Samhain Publishing, $3.50, ISBN 978-1-60504-949-6
Contemporary Erotica, 2010
Juniper Bell’s Training the Receptionist makes it clear that when an author wants to write something that is completely out of this world where realism is concerned, she has better let me know in advance, preferably on the first page, instead of playing it straight only to catch me by surprise in the following pages.
Picture this: Dana Arthur has had a series of poorly-paying jobs and she applies to be a receptionist at a “consulting firm” called Cowell & Dirk. Despite being not qualified and sounding like an idiotic miscreant during the interview, she gets the job. Knowing that she is going to start working in a potentially conservative environment, Dana proceeds to celebrate by getting a big-ass tattoo at the back of her neck.
And then, on the first day of her job, she gets her uniform:
Wrong. So wrong. I opened the box and dug through layers of white tissue until I found the assigned outfit for my first day on the job.
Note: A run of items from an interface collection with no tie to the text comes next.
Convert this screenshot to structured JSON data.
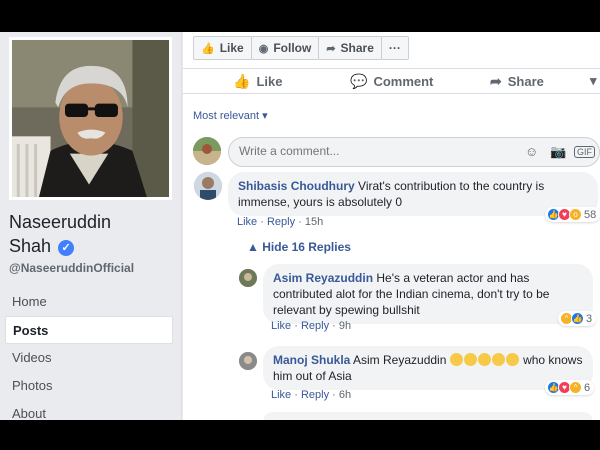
{
  "page": {
    "name_line1": "Naseeruddin",
    "name_line2": "Shah",
    "handle": "@NaseeruddinOfficial"
  },
  "nav": [
    {
      "label": "Home",
      "active": false
    },
    {
      "label": "Posts",
      "active": true
    },
    {
      "label": "Videos",
      "active": false
    },
    {
      "label": "Photos",
      "active": false
    },
    {
      "label": "About",
      "active": false
    }
  ],
  "action_bar": {
    "like": "Like",
    "follow": "Follow",
    "share": "Share",
    "more": "···"
  },
  "post_actions": {
    "like": "Like",
    "comment": "Comment",
    "share": "Share"
  },
  "sort": {
    "label": "Most relevant ▾"
  },
  "composer": {
    "placeholder": "Write a comment..."
  },
  "comments": {
    "c1": {
      "author": "Shibasis Choudhury",
      "text": "Virat's contribution to the country is immense, yours is absolutely 0",
      "like": "Like",
      "reply": "Reply",
      "time": "15h",
      "reactions": "58"
    },
    "hide_replies": "Hide 16 Replies",
    "r1": {
      "author": "Asim Reyazuddin",
      "text": "He's a veteran actor and has contributed alot for the Indian cinema, don't try to be relevant by spewing bullshit",
      "like": "Like",
      "reply": "Reply",
      "time": "9h",
      "reactions": "3"
    },
    "r2": {
      "author": "Manoj Shukla",
      "mention": "Asim Reyazuddin",
      "text_after": "who knows him out of Asia",
      "like": "Like",
      "reply": "Reply",
      "time": "6h",
      "reactions": "6"
    }
  },
  "colors": {
    "link": "#385898",
    "like_blue": "#1877f2",
    "background": "#e9ebee"
  }
}
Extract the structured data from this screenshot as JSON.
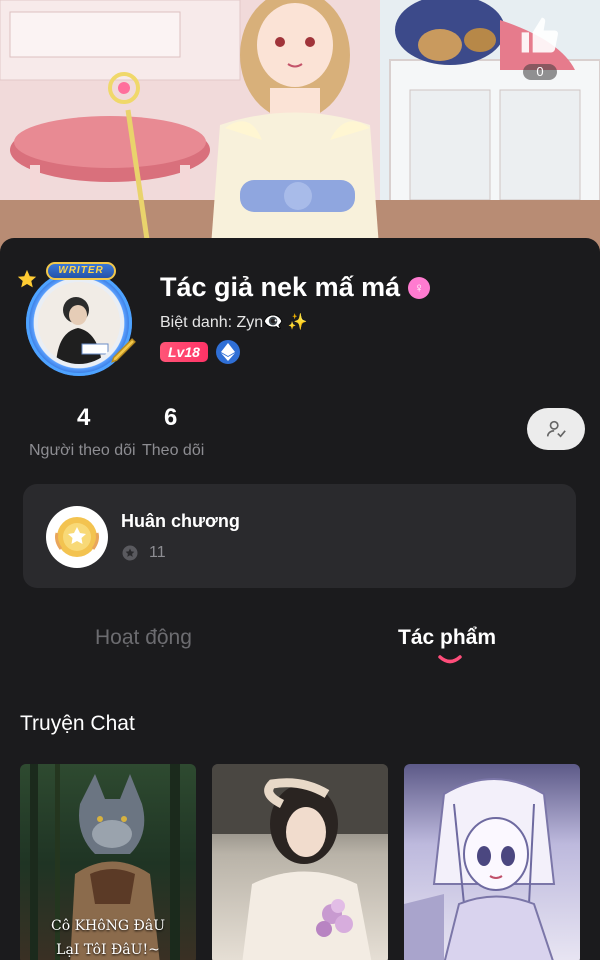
{
  "banner": {
    "like_count": "0"
  },
  "profile": {
    "writer_tag": "WRITER",
    "name": "Tác giả nek mấ má",
    "gender_symbol": "♀",
    "nickname": "Biệt danh: Zyn👁‍🗨 ✨",
    "level": "Lv18"
  },
  "stats": {
    "followers_count": "4",
    "followers_label": "Người theo dõi",
    "following_count": "6",
    "following_label": "Theo dõi"
  },
  "medal": {
    "title": "Huân chương",
    "count": "11"
  },
  "tabs": {
    "activity": "Hoạt động",
    "works": "Tác phẩm",
    "active": "works"
  },
  "section": {
    "title": "Truyện Chat"
  },
  "stories": [
    {
      "caption_line1": "Cô KHôNG ĐâU",
      "caption_line2": "LạI TôI ĐâU!~"
    },
    {
      "caption_line1": "",
      "caption_line2": ""
    },
    {
      "caption_line1": "",
      "caption_line2": ""
    }
  ],
  "colors": {
    "accent": "#ff4d7a",
    "background": "#1b1b1d",
    "card": "#2a2a2d"
  }
}
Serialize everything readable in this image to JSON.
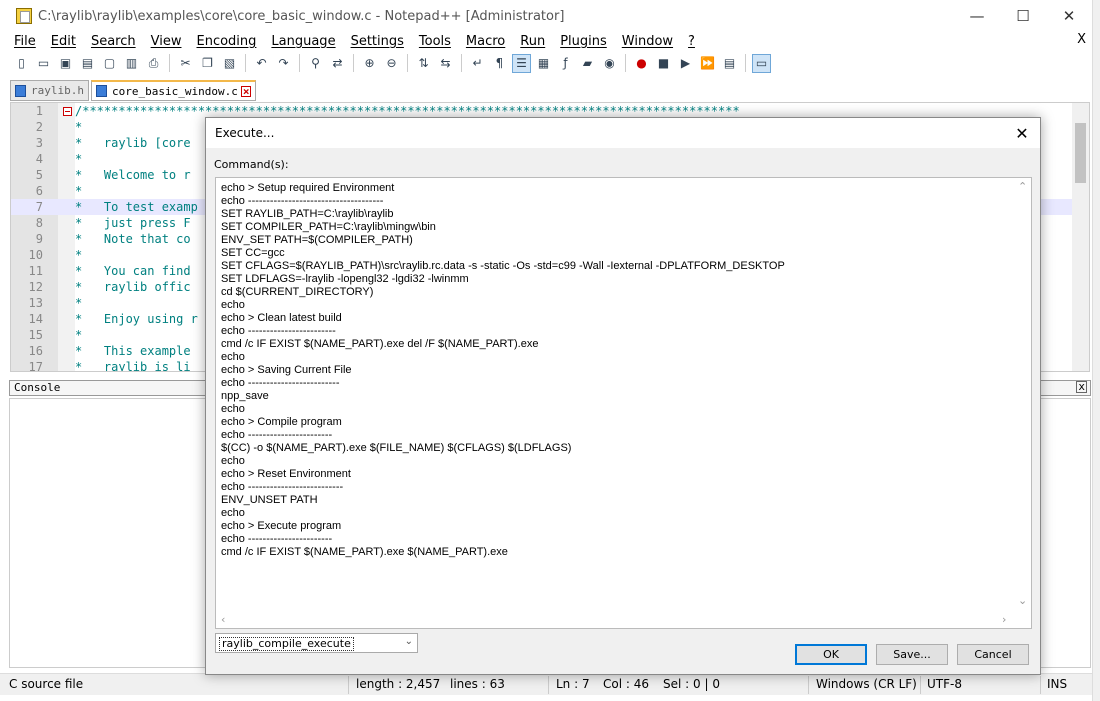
{
  "window": {
    "title": "C:\\raylib\\raylib\\examples\\core\\core_basic_window.c - Notepad++ [Administrator]",
    "minimize": "—",
    "maximize": "☐",
    "close": "✕"
  },
  "menu": {
    "items": [
      "File",
      "Edit",
      "Search",
      "View",
      "Encoding",
      "Language",
      "Settings",
      "Tools",
      "Macro",
      "Run",
      "Plugins",
      "Window",
      "?"
    ],
    "close": "X"
  },
  "toolbar": {
    "icons": [
      "new-file-icon",
      "open-file-icon",
      "save-icon",
      "save-all-icon",
      "close-icon",
      "close-all-icon",
      "print-icon",
      "cut-icon",
      "copy-icon",
      "paste-icon",
      "undo-icon",
      "redo-icon",
      "find-icon",
      "replace-icon",
      "zoom-in-icon",
      "zoom-out-icon",
      "sync-vertical-icon",
      "sync-horizontal-icon",
      "word-wrap-icon",
      "show-all-chars-icon",
      "indent-guide-icon",
      "doc-map-icon",
      "function-list-icon",
      "folder-workspace-icon",
      "monitoring-icon",
      "record-macro-icon",
      "stop-record-icon",
      "play-macro-icon",
      "run-macro-multiple-icon",
      "save-macro-icon",
      "console-icon"
    ]
  },
  "tabs": [
    {
      "label": "raylib.h",
      "active": false
    },
    {
      "label": "core_basic_window.c",
      "active": true
    }
  ],
  "editor": {
    "lines": [
      {
        "n": "1",
        "text": "/*******************************************************************************************"
      },
      {
        "n": "2",
        "text": "*"
      },
      {
        "n": "3",
        "text": "*   raylib [core"
      },
      {
        "n": "4",
        "text": "*"
      },
      {
        "n": "5",
        "text": "*   Welcome to r"
      },
      {
        "n": "6",
        "text": "*"
      },
      {
        "n": "7",
        "text": "*   To test examp"
      },
      {
        "n": "8",
        "text": "*   just press F"
      },
      {
        "n": "9",
        "text": "*   Note that co"
      },
      {
        "n": "10",
        "text": "*"
      },
      {
        "n": "11",
        "text": "*   You can find"
      },
      {
        "n": "12",
        "text": "*   raylib offic"
      },
      {
        "n": "13",
        "text": "*"
      },
      {
        "n": "14",
        "text": "*   Enjoy using r"
      },
      {
        "n": "15",
        "text": "*"
      },
      {
        "n": "16",
        "text": "*   This example"
      },
      {
        "n": "17",
        "text": "*   raylib is li"
      }
    ],
    "current_line": "7"
  },
  "console": {
    "title": "Console",
    "close": "x"
  },
  "status": {
    "filetype": "C source file",
    "length": "length : 2,457",
    "lines": "lines : 63",
    "ln": "Ln : 7",
    "col": "Col : 46",
    "sel": "Sel : 0 | 0",
    "eol": "Windows (CR LF)",
    "encoding": "UTF-8",
    "mode": "INS"
  },
  "dialog": {
    "title": "Execute...",
    "close": "✕",
    "label": "Command(s):",
    "commands": [
      "echo > Setup required Environment",
      "echo -------------------------------------",
      "SET RAYLIB_PATH=C:\\raylib\\raylib",
      "SET COMPILER_PATH=C:\\raylib\\mingw\\bin",
      "ENV_SET PATH=$(COMPILER_PATH)",
      "SET CC=gcc",
      "SET CFLAGS=$(RAYLIB_PATH)\\src\\raylib.rc.data -s -static -Os -std=c99 -Wall -Iexternal -DPLATFORM_DESKTOP",
      "SET LDFLAGS=-lraylib -lopengl32 -lgdi32 -lwinmm",
      "cd $(CURRENT_DIRECTORY)",
      "echo",
      "echo > Clean latest build",
      "echo ------------------------",
      "cmd /c IF EXIST $(NAME_PART).exe del /F $(NAME_PART).exe",
      "echo",
      "echo > Saving Current File",
      "echo -------------------------",
      "npp_save",
      "echo",
      "echo > Compile program",
      "echo -----------------------",
      "$(CC) -o $(NAME_PART).exe $(FILE_NAME) $(CFLAGS) $(LDFLAGS)",
      "echo",
      "echo > Reset Environment",
      "echo --------------------------",
      "ENV_UNSET PATH",
      "echo",
      "echo > Execute program",
      "echo -----------------------",
      "cmd /c IF EXIST $(NAME_PART).exe $(NAME_PART).exe"
    ],
    "selected_command": "raylib_compile_execute",
    "ok_label": "OK",
    "save_label": "Save...",
    "cancel_label": "Cancel"
  }
}
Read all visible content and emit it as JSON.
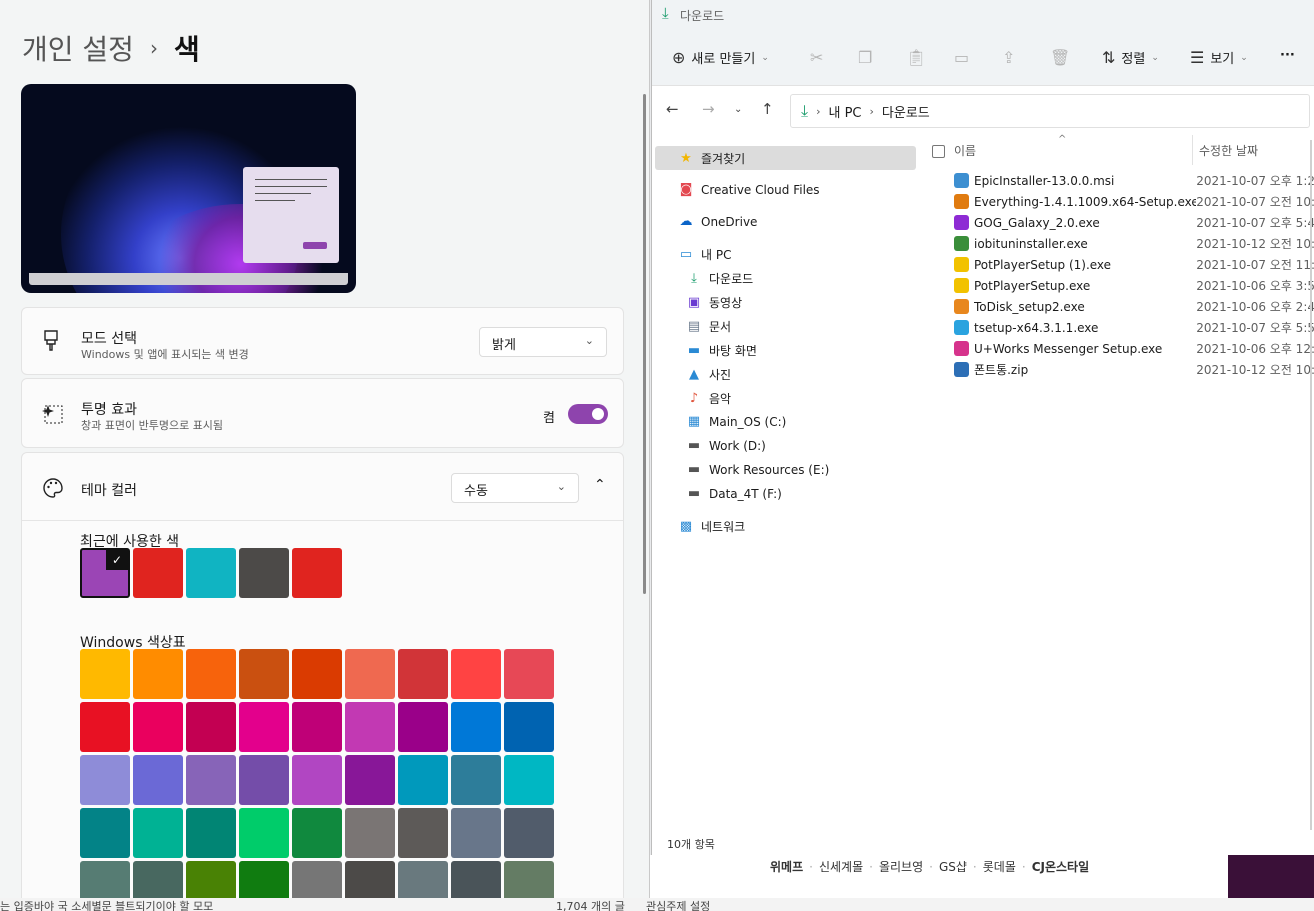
{
  "settings": {
    "breadcrumb": {
      "parent": "개인 설정",
      "current": "색"
    },
    "mode": {
      "title": "모드 선택",
      "subtitle": "Windows 및 앱에 표시되는 색 변경",
      "value": "밝게"
    },
    "transparency": {
      "title": "투명 효과",
      "subtitle": "창과 표면이 반투명으로 표시됨",
      "state_label": "켬"
    },
    "theme_color": {
      "title": "테마 컬러",
      "value": "수동"
    },
    "recent_label": "최근에 사용한 색",
    "recent_colors": [
      "#9b45b5",
      "#e0241f",
      "#10b4c2",
      "#4c4a48",
      "#e0241f"
    ],
    "palette_label": "Windows 색상표",
    "palette": [
      [
        "#ffb900",
        "#ff8c00",
        "#f7630c",
        "#ca5010",
        "#da3b01",
        "#ef6950",
        "#d13438",
        "#ff4343",
        "#e74856"
      ],
      [
        "#e81123",
        "#ea005e",
        "#c30052",
        "#e3008c",
        "#bf0077",
        "#c239b3",
        "#9a0089",
        "#0078d7",
        "#0063b1"
      ],
      [
        "#8e8cd8",
        "#6b69d6",
        "#8764b8",
        "#744da9",
        "#b146c2",
        "#881798",
        "#0099bc",
        "#2d7d9a",
        "#00b7c3"
      ],
      [
        "#038387",
        "#00b294",
        "#018574",
        "#00cc6a",
        "#10893e",
        "#7a7574",
        "#5d5a58",
        "#68768a",
        "#515c6b"
      ],
      [
        "#567c73",
        "#486860",
        "#498205",
        "#107c10",
        "#767676",
        "#4c4a48",
        "#69797e",
        "#4a5459",
        "#647c64"
      ]
    ]
  },
  "explorer": {
    "title": "다운로드",
    "toolbar": {
      "new": "새로 만들기",
      "sort": "정렬",
      "view": "보기",
      "more": "···"
    },
    "address": {
      "pc": "내 PC",
      "folder": "다운로드"
    },
    "nav": {
      "quick_access": "즐겨찾기",
      "creative_cloud": "Creative Cloud Files",
      "onedrive": "OneDrive",
      "this_pc": "내 PC",
      "downloads": "다운로드",
      "videos": "동영상",
      "documents": "문서",
      "desktop": "바탕 화면",
      "pictures": "사진",
      "music": "음악",
      "drive_c": "Main_OS (C:)",
      "drive_d": "Work (D:)",
      "drive_e": "Work Resources (E:)",
      "drive_f": "Data_4T (F:)",
      "network": "네트워크"
    },
    "columns": {
      "name": "이름",
      "date": "수정한 날짜"
    },
    "files": [
      {
        "name": "EpicInstaller-13.0.0.msi",
        "date": "2021-10-07 오후 1:2",
        "icon_color": "#3d8fd1"
      },
      {
        "name": "Everything-1.4.1.1009.x64-Setup.exe",
        "date": "2021-10-07 오전 10:",
        "icon_color": "#e07b10"
      },
      {
        "name": "GOG_Galaxy_2.0.exe",
        "date": "2021-10-07 오후 5:4",
        "icon_color": "#8e2bd4"
      },
      {
        "name": "iobituninstaller.exe",
        "date": "2021-10-12 오전 10:",
        "icon_color": "#3a8e3a"
      },
      {
        "name": "PotPlayerSetup (1).exe",
        "date": "2021-10-07 오전 11:",
        "icon_color": "#f2c200"
      },
      {
        "name": "PotPlayerSetup.exe",
        "date": "2021-10-06 오후 3:5",
        "icon_color": "#f2c200"
      },
      {
        "name": "ToDisk_setup2.exe",
        "date": "2021-10-06 오후 2:4",
        "icon_color": "#e8871e"
      },
      {
        "name": "tsetup-x64.3.1.1.exe",
        "date": "2021-10-07 오후 5:5",
        "icon_color": "#2aa3df"
      },
      {
        "name": "U+Works Messenger Setup.exe",
        "date": "2021-10-06 오후 12:",
        "icon_color": "#d6338c"
      },
      {
        "name": "폰트통.zip",
        "date": "2021-10-12 오전 10:",
        "icon_color": "#2d6fb6"
      }
    ],
    "status": "10개 항목"
  },
  "background": {
    "nav_links": [
      "위메프",
      "신세계몰",
      "올리브영",
      "GS샵",
      "롯데몰",
      "CJ온스타일"
    ],
    "bottom_left": "는 입증바야 국  소세별문 블트되기이야 할 모모",
    "bottom_mid": "1,704 개의 글",
    "bottom_right": "관심주제 설정"
  }
}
Lingerie. Not just any lingerie, but expensive, high-class, call-girl-type lingerie. It was a teddy made of black lace. I’d never seen anything so artfully beautiful in my life. The way it felt in my hands as I lifted it out of the box, it was like stepping into a fancy restaurant or onto a Caribbean cruise ship. Maybe it sounds crazy, but that was the feeling I got. Lingerie like that makes you feel precious and cared-for.
We are about a quarter into this story when I finally realize, oh, this is not a “real” story, this is a set-up for a pornographic movie.
A black leather ribbon ran under my breasts and crisscrossed between them, forming the shoulder straps. The openwork lace left lots of space for skin to show through. The biggest gaps in the fabric were in the area covering my nipples. Covering being an exaggeration. My nipples, big and dark, showed through like two bull’s-eyes. Every time I moved, the lace slid against them and gave me a little teasing rub. Bigger and darker they grew, even in the few moments I balanced there on the toilet seat. The rest of the teddy, the part below the breasts, was loose and silky. The crotch had a cotton lining, perhaps to soak up the moisture inspired by the movement of lace-on-nipple.
Instead of suing the company for sexual harassment, Dana decides to “see” her sexy boss Simon Dirk’s “bet” and “maybe even raise him”. Soon, she is touching herself and letting all kinds of sleazeballs in this story have a go at her. By the last page, she decides that she has found her dream job. What a wonderful life it is to be a receptionist!
There is nothing romantic about this story, so it’s best that readers treat this one as a work of pure erotica. I mean, any pretty girl would do for Simon and his buddy as long as they get to jump her, so it’s not as if there is anything special about Dana that earns her their affections beyond the fact that she is pretty enough to be humped by them.
Still, there isn’t anything wrong with fantasies like this one where I am concerned. The only problem I have with this one is how the author starts the story adopting the tone of a chick-lit author only to pull that crazy porn premise on me out of the blue. Because I am led to believe that the story has its roots in reality, I find myself wondering how Simon and his buddy can get away with what they do without being bankrupted by a series of sexual harassment lawsuits. Dana’s reaction doesn’t feel real either. She never pauses to wonder about the outlandish situation she’s in. She’s just go, “Oh, I’d put on the lingerie and when the boss asks me to show him my breasts, I feel that I have to obey, hee-hee-hee!”
Yes, this is a work of erotica, but being a work of erotica doesn’t automatically mean that the story by default has the right to be as outlandish and unrealistic as possible. If the author wants to do that, set the appropriate tone on the first page. Because Training the Receptionist jumps straight into the realm of outlandish fantasies without letting me know in advance, I experience a sense of disorientation that I can never recover from during the rest of the story.